Connected cars, autonomous cars, these are some of the key buzzwords at ITU Telecom World in Bangkok in Thailand. Included are vehicles that are supposed to make our lives easier, simpler, safer and more enjoyable.
Chinese-owned British-marque MG was showing off its car for web-surfing social media addicts. The company is hoping it will push consumers buttons and help revive its fortunes.
“I will show you when you are in the car and want to play wi-fi hotspot. You can push there and access from your mobile phone. Now I am connected to MG GS wi-fi hotspost – you can play internet all the way. And you have the application for MG GS, this one. And you have a GPS tracking, so when your car is lost, or you can’t find your car, GPS is real-time for where is your car. Can turn on light and beep beep and you can find your car in car park or anything,” says MG spokeswoman Titchaya Theewararos.
In-car web browsing is fun, but the vision from car industry and telecoms leaders at this conference goes much further, aiming to combine advanced safety and obstacle avoidance technology with upcoming 5G high bandwidth connectivity.

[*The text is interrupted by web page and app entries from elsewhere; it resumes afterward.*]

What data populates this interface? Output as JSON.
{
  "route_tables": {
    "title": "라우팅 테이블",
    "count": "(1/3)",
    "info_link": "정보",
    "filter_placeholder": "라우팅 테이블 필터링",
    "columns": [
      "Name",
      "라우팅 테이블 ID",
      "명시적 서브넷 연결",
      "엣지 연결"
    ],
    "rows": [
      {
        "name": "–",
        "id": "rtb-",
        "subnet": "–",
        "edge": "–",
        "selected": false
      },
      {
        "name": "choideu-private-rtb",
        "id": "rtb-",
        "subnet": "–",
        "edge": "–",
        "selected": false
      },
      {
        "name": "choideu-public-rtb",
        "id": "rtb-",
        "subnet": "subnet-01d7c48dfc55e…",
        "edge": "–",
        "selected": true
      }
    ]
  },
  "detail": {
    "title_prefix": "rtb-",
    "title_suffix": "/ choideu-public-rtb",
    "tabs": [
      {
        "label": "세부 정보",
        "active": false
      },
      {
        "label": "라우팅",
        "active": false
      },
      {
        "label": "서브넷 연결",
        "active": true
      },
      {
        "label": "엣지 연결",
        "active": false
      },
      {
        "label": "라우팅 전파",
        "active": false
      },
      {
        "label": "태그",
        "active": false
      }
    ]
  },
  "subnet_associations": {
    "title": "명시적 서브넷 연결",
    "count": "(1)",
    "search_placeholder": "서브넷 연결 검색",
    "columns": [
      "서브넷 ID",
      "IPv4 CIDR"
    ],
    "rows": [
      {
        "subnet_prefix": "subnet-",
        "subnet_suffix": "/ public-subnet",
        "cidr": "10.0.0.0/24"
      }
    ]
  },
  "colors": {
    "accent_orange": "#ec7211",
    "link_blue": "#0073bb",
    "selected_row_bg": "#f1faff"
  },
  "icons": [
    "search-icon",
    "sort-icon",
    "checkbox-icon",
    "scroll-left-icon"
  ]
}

“You don’t only connect to the car – you connect to the pedestrian, you connect to the bicycle, you connect to the home, the mobile phone, to the data centre. This means you can get more information about the traffic, about the weather. So it’s not only car to car, it’s car to many things, car to anything,” says ITS Thailand’s Passakon Prathombutr.
To make this technology work means bringing together two quite different industries – ICT and car manufacturing.
“There’s a sort of common ground because now the vehicle industry, they recognise the use of this 5G is very helpful for them. We also recognise the vehicle industry also gives us a great service and business opportunity,” says the Director of ITU Telecommunication’s Standardization Bureau, Chaesub Lee.
There are many hurdles yet to overcome but both carmakers and tech gurus agree these connected vehicles are part of our future.